Among the conundrums policymakers face is the fact that while conservative sectors of the island continue to condemn the use of cannabis, coffers where it has been legalized or decriminalized across the nation have greatly benefited.
To put the pace at which this new industry is growing into context, one of the pioneering states, Colorado, saw $67.6 million in revenue from the cannabis sales tax, application and license fees in 2014, the year it was legalized. As of February 2019, the state had collected $948.8 million, according to the state’s Department of Revenue.
This trend is continuing throughout the country, with states showing high medical cannabis numbers. For example, according to a May 2018 Forbes article, Arizona recorded $406.7 million in sales over the past year and Michigan estimated its sales at $633 million.
Meanwhile, California reached $2.75 billion in sales in one year, taxed at 15 percent, while Colorado sold $1.13 billion and Washington state $975.3 million.
According to Fortune magazine, the U.S. marijuana industry grew to $10.4 billion in 2018 and has created more than 250,000 jobs. Last year, $10 billion was invested in the industry in North America, while projections for this year are of $16 billion.

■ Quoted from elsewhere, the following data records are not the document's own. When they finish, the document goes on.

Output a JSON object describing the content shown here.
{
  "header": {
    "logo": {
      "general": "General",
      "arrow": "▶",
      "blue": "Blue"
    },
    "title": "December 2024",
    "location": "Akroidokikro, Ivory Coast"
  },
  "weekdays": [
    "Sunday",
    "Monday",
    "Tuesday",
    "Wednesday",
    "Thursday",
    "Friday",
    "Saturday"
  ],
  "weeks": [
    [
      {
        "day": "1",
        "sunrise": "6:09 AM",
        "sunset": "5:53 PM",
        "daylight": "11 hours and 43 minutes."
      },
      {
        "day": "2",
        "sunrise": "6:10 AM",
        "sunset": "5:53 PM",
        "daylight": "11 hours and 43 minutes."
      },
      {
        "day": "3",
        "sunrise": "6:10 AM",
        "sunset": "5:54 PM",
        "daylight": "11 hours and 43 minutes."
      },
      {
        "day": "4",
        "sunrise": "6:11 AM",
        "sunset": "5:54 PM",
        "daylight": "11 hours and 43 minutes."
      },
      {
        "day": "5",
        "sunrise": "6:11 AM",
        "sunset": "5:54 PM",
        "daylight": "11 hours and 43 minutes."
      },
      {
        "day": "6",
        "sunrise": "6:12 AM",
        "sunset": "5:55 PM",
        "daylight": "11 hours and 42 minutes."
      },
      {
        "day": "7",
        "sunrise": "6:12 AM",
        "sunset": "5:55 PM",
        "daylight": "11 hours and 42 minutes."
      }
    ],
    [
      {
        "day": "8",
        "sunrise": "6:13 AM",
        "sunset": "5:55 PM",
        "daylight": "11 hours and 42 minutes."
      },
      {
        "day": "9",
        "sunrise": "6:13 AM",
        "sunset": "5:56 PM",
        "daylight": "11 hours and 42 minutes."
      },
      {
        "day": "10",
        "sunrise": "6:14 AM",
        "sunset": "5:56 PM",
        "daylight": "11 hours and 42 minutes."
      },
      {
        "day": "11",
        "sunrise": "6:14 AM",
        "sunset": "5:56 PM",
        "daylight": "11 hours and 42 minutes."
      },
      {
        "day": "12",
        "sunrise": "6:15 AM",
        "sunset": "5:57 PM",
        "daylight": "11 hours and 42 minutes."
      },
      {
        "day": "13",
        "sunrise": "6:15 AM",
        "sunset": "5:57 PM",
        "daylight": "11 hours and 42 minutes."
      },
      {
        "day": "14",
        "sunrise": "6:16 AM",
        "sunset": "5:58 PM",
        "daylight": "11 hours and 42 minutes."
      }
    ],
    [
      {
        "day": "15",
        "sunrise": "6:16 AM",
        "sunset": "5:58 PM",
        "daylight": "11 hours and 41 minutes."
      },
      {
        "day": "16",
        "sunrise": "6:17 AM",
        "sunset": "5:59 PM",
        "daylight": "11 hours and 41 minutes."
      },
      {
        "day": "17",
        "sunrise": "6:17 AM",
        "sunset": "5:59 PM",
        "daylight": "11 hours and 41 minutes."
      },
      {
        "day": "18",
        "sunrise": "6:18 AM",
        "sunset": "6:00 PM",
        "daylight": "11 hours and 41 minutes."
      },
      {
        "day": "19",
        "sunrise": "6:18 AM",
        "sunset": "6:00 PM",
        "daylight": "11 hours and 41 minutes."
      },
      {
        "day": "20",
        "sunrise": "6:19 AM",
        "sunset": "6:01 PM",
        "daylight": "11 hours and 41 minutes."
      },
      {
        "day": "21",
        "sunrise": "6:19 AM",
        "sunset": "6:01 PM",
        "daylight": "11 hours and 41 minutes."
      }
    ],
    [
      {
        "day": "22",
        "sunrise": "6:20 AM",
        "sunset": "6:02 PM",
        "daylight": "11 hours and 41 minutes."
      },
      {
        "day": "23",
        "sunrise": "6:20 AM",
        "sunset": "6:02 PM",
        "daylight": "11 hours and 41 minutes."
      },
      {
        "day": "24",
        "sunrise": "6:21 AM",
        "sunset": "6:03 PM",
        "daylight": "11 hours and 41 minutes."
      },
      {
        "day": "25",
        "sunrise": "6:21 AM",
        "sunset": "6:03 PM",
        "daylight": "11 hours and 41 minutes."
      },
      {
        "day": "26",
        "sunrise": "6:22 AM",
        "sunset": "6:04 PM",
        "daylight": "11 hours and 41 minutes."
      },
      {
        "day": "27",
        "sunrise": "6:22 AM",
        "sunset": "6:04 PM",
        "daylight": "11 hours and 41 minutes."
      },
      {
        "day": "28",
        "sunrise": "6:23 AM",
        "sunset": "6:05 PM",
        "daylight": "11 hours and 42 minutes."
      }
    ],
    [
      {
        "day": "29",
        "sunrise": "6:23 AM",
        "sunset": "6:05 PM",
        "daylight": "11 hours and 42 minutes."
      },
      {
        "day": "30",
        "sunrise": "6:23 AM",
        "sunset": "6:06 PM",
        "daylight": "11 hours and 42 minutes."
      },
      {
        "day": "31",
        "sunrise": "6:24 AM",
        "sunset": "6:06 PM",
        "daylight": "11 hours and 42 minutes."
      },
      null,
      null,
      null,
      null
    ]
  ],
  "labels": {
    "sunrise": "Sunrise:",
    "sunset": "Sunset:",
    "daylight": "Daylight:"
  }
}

For Puerto Rico, 2019 could very well become the year in which the island–with a public debt and unfunded liabilities of more than $100 billion and still recovering from two catastrophic hurricanes that struck in 2017–begins to pull itself out of an economic rut.
The players in the cannabis industry, including members of the legislative branch, should strive to reach a consensus that benefits patients as well as government coffers. Not establishing such a plan would be detrimental to both.
For Carmen Serrano, general manager of Nextgen Pharma, a pharmaceutical company specializing in the development and manufacture of cannabis-based products, 2019 is shaping up to be a magnificent year for the island’s cannabis industry, as long as it continues to develop in an organized manner.
“From the point of view of cultivation and manufacturing operations, 2019 is emerging as a year of high growth. With the entry of new patients into the program and the recognition of our brand through our products, we will continue to expand our production capacity,” Serrano said. “With the operation of dispensaries under our sister company, b.well Healing Center, we also anticipate a positive picture.”
Among Nextgen Pharma’s projections, Serrano indicated that six new dispensaries will be inaugurated, raising the company’s locations to 10 around the island.
For attorney Goodwin Aldarondo, president of Puerto Rico Legal Marijuana, which educates the public about the legal aspects of medical cannabis, concurred with projections pointing to this year being decisive for the industry.
“This is going to be the year of medicinal cannabis because there is already a board, there is a regulation and there is a law. There are over 50,000 patients and a digital platform where they can register immediately,” Aldarondo said.
According to Medicinal Cannabis Office data, as of Feb. 1, Puerto Rico has 70 dispensaries, backed by 20 cultivation and 20 manufacturing facilities. Of the 59,302 registered cannabis patients, 25,467, or 42.94 percent, are women and 33,835, or 57.06 percent, are men. The most prominent use is among patients ages 31 to 40, at 21.66 percent, while those age 20 or younger, is at 0.56 percent.
The Health Department region where most medical cannabis patients reside is Metro/Fajardo with 23,526, while Ponce has only 4,841. The condition most treated with cannabis in Puerto Rico is anxiety disorders, for which 12,219 people have received a prescription, followed by chronic pain, with 11,414 patients.